DNA band size and placement as the Pennsylvania sample proved to be valid, and
thus confirmed that the Missouri virus was not a deadly strain.
DNA fingerprinting is commonly used in forensic sciences. Single-Cell DNA
profiling is particularly utilized in the identification of perpetrators in rape cases.
This technique is also used in the formation of DNA profiles to compile databases for

the identification of individuals and organisms, such as the FBI Combined DNA Index
System, to be utilized to compare collected samples for quick identification. DNA
fingerprinting is also utilized in paternity tests, and in the identification of a body if
there is too severe of damage to it for alternative identification. Another manner in
which this technology is used is in the diagnosis of inherited disorders (cystic
fibrosis, hemophilia, Huntingtons disease, etc.) between parents and offspring,
where DNA may be analyzed to see if the genetic traits are present for early
detection and treatment. (Betsch)

Works Cited:
Betsch, David F. "DNA Fingerprinting in Human Health and Society." DNA Fingerprinting in Human
Health and Society. National Health Museum, n.d. Web. 14 Nov. 2014.
<http://www.accessexcellence.org/RC/AB/BA/DNA_Fingerprinting_Basics.php>.
"Forensic Science Central." DNA Analysis. Forensic Science Central, n.d. Web. 14 Nov. 2014.
<http://forensicsciencecentral.co.uk/dna.shtml>.
"How Can Biotechnology Benefit You?" Europabio.

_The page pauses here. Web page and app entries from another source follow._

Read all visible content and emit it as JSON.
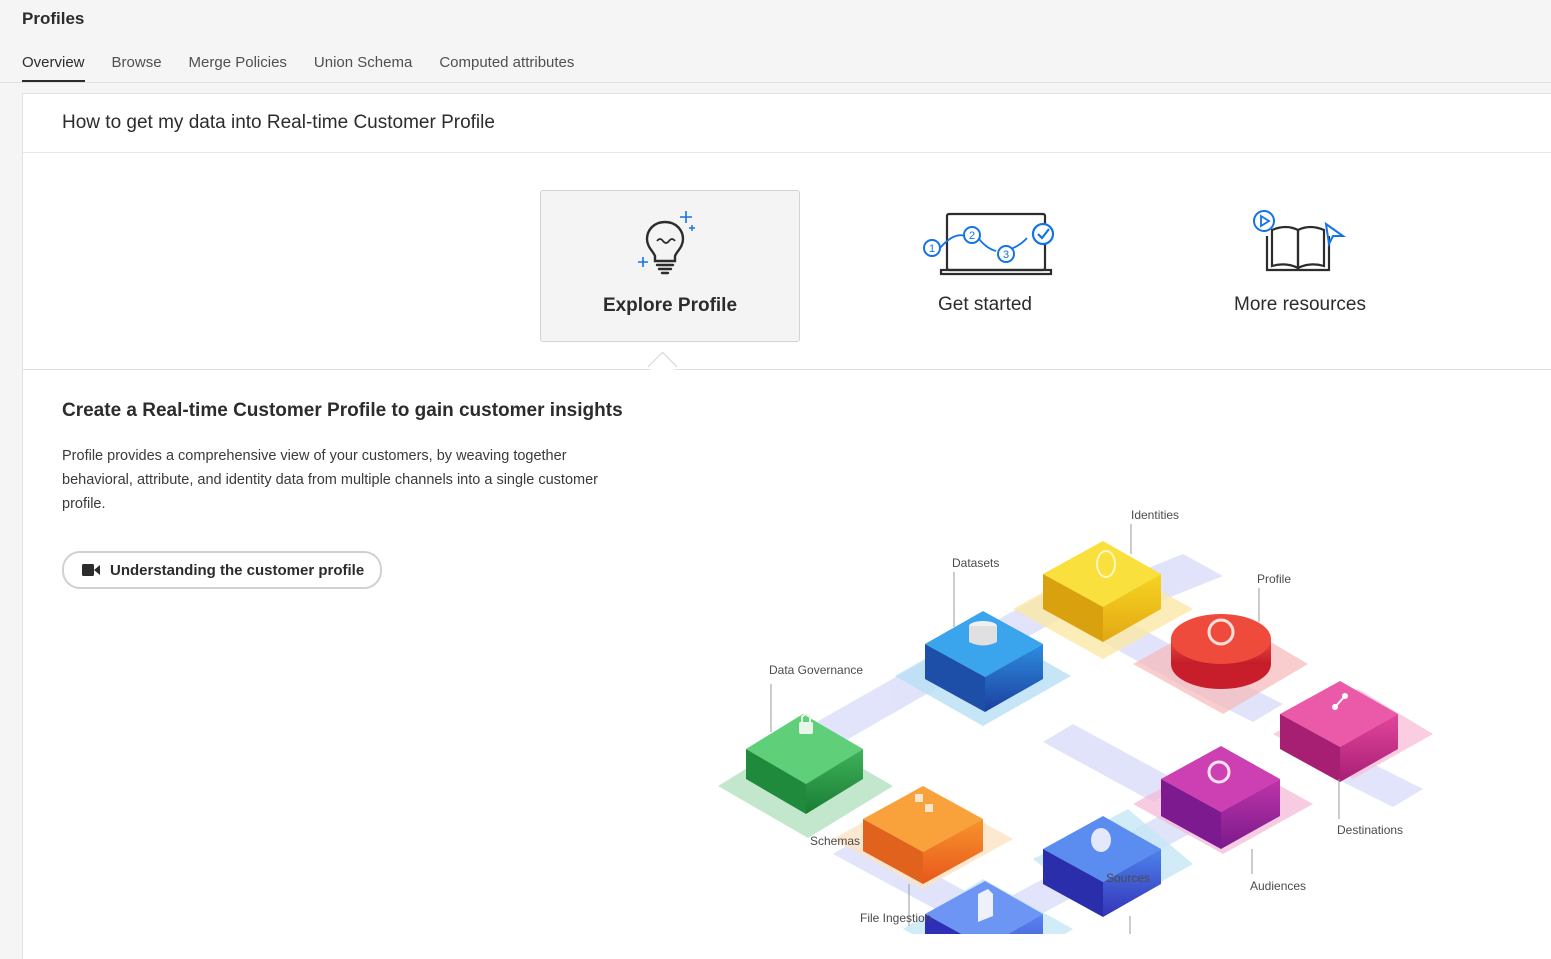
{
  "app": {
    "title": "Profiles"
  },
  "tabs": [
    {
      "label": "Overview",
      "active": true
    },
    {
      "label": "Browse",
      "active": false
    },
    {
      "label": "Merge Policies",
      "active": false
    },
    {
      "label": "Union Schema",
      "active": false
    },
    {
      "label": "Computed attributes",
      "active": false
    }
  ],
  "card": {
    "header": "How to get my data into Real-time Customer Profile",
    "tiles": [
      {
        "label": "Explore Profile",
        "icon": "lightbulb-icon",
        "selected": true
      },
      {
        "label": "Get started",
        "icon": "laptop-steps-icon",
        "selected": false
      },
      {
        "label": "More resources",
        "icon": "book-resources-icon",
        "selected": false
      }
    ]
  },
  "section": {
    "title": "Create a Real-time Customer Profile to gain customer insights",
    "body": "Profile provides a comprehensive view of your customers, by weaving together behavioral, attribute, and identity data from multiple channels into a single customer profile.",
    "video_button": {
      "label": "Understanding the customer profile",
      "icon": "video-camera-icon"
    }
  },
  "diagram": {
    "labels": {
      "identities": "Identities",
      "datasets": "Datasets",
      "profile": "Profile",
      "data_governance": "Data Governance",
      "destinations": "Destinations",
      "audiences": "Audiences",
      "schemas": "Schemas",
      "sources": "Sources",
      "file_ingestion": "File Ingestion"
    },
    "steps": {
      "one": "1",
      "two": "2",
      "three": "3"
    }
  },
  "colors": {
    "accent_blue": "#1473e6",
    "governance_green": "#2a9d4a",
    "datasets_blue": "#2062c7",
    "identities_yellow": "#f2c314",
    "profile_red": "#e0302a",
    "destinations_magenta": "#d6338a",
    "audiences_purple": "#a0249b",
    "schemas_orange": "#f07a22",
    "sources_blue": "#3d5fe0",
    "file_ingestion_blue": "#4a5de8"
  }
}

Europa Bio, n.d. Web. 16 Nov. 2014.
<http://www.europabio.org/how-can-biotechnology-benefit-you>.
The Editors of Encyclopdia Britannica. "DNA Fingerprinting." Encyclopedia Britannica Online.
Encyclopedia Britannica, 17 Feb. 2014. Web. 16 Nov. 2014.
<http://www.britannica.com/EBchecked/topic/167155/DNA-fingerprinting>.

"What Is Biotechnology?" Biotechnology Industry Organization, n.d. Web. 16 Nov. 2014.


<http://www.bio.org/articles/what-biotechnology>.